Problem to work on — Could you retype every line below exactly, omitting the images?

Input material —
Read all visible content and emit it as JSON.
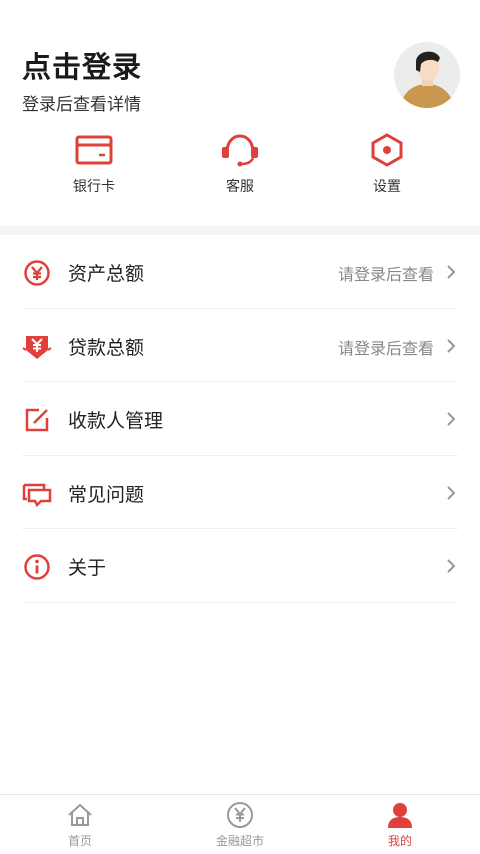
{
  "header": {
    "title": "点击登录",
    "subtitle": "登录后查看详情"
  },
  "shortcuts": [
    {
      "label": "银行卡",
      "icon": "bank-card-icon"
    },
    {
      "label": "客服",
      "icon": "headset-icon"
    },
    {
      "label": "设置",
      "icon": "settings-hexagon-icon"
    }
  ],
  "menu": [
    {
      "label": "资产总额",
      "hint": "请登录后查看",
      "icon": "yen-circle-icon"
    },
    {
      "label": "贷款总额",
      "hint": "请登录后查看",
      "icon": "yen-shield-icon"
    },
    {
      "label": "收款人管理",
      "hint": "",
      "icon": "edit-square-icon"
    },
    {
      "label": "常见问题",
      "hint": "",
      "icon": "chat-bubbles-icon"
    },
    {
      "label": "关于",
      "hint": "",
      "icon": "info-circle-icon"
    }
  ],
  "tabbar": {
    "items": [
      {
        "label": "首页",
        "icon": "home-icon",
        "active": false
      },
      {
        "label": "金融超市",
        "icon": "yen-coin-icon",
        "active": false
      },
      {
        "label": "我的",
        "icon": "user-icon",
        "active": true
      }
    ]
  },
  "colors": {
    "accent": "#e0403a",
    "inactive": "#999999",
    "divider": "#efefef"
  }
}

Result for this task —
Read all visible content and emit it as JSON.
{
  "header": {
    "title": "点击登录",
    "subtitle": "登录后查看详情"
  },
  "shortcuts": [
    {
      "label": "银行卡",
      "icon": "bank-card-icon"
    },
    {
      "label": "客服",
      "icon": "headset-icon"
    },
    {
      "label": "设置",
      "icon": "settings-hexagon-icon"
    }
  ],
  "menu": [
    {
      "label": "资产总额",
      "hint": "请登录后查看",
      "icon": "yen-circle-icon"
    },
    {
      "label": "贷款总额",
      "hint": "请登录后查看",
      "icon": "yen-shield-icon"
    },
    {
      "label": "收款人管理",
      "hint": "",
      "icon": "edit-square-icon"
    },
    {
      "label": "常见问题",
      "hint": "",
      "icon": "chat-bubbles-icon"
    },
    {
      "label": "关于",
      "hint": "",
      "icon": "info-circle-icon"
    }
  ],
  "tabbar": {
    "items": [
      {
        "label": "首页",
        "icon": "home-icon",
        "active": false
      },
      {
        "label": "金融超市",
        "icon": "yen-coin-icon",
        "active": false
      },
      {
        "label": "我的",
        "icon": "user-icon",
        "active": true
      }
    ]
  },
  "colors": {
    "accent": "#e0403a",
    "inactive": "#999999",
    "divider": "#efefef"
  }
}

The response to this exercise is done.